Not too long ago, I didn’t know exactly what prose poems were, but I suspected I’d been writing them for a while. I just assumed they were hybrid poems that emphasized the narrative over the lyrical. Apparently I was both right and wrong. In order to better understand what I was doing or what I could do, I read A Field Guide to Prose Poetry, published by Rose Metal Press. As it turns out, I still don’t know exactly what prose poetry is, but that may be the point–this is a kind of literature that resists category. The book is a good starting point nonetheless, as it introduced me to writers who were doing it their own way. One thing that did surprise me here: prose poems tend to be unlineated. They tend to be poems that look like prose on the page, and not vice versa. Many cite Charles Baudelaire and Arthur Rimbaud as early experimenters. I also went away loving Nin Andrews’ writing, and now I have to get my hands on her books too.

Writing that stretches and defies category has always interested me. Lyrical flashes, collaged fragments, memoir disguised as theory, criticism in poetry. It’s often brave and full of surprises. It dismantles and disrupts. It’s inherently queer. Intertextuality as identity, as a reflection of real life.

After reading, I wanted to find more related texts that could expand the possibilities. I searched online for journals that seek to publish prose poetry, which I will share with you here:

Unbroken Journal
Pithead Chapel
Ghost Ocean
Contemporary Haibun Online

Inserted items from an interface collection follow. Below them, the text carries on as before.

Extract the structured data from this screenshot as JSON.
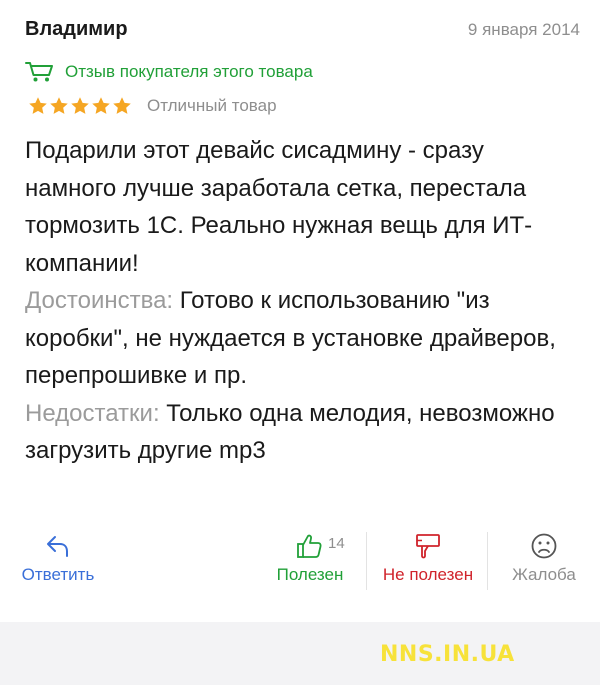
{
  "review": {
    "author": "Владимир",
    "date": "9 января 2014",
    "buyer_badge": "Отзыв покупателя этого товара",
    "rating": {
      "stars": 5,
      "max": 5,
      "label": "Отличный товар",
      "star_color": "#f5a623"
    },
    "text": "Подарили этот девайс сисадмину - сразу намного лучше заработала сетка, перестала тормозить 1С. Реально нужная вещь для ИТ-компании!",
    "pros_label": "Достоинства:",
    "pros_text": "Готово к использованию \"из коробки\", не нуждается в установке драйверов, перепрошивке и пр.",
    "cons_label": "Недостатки:",
    "cons_text": "Только одна мелодия, невозможно загрузить другие mp3"
  },
  "actions": {
    "reply": {
      "label": "Ответить",
      "icon": "reply-arrow-icon",
      "color": "#3a6fd8"
    },
    "useful": {
      "label": "Полезен",
      "count": "14",
      "icon": "thumbs-up-icon",
      "color": "#21a038"
    },
    "not_useful": {
      "label": "Не полезен",
      "icon": "thumbs-down-icon",
      "color": "#d0232b"
    },
    "complaint": {
      "label": "Жалоба",
      "icon": "sad-face-icon",
      "color": "#8e8e8e"
    }
  },
  "watermark": "NNS.IN.UA",
  "colors": {
    "accent_green": "#21a038",
    "accent_blue": "#3a6fd8",
    "accent_red": "#d0232b",
    "muted_text": "#9b9b9b",
    "watermark": "#f7e23a"
  }
}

There used to be more, like Sentence, Double Room, and Prose Poem: An International Journal, but all these seem to be defunct now. Let me know if you have any other suggested readings to contribute.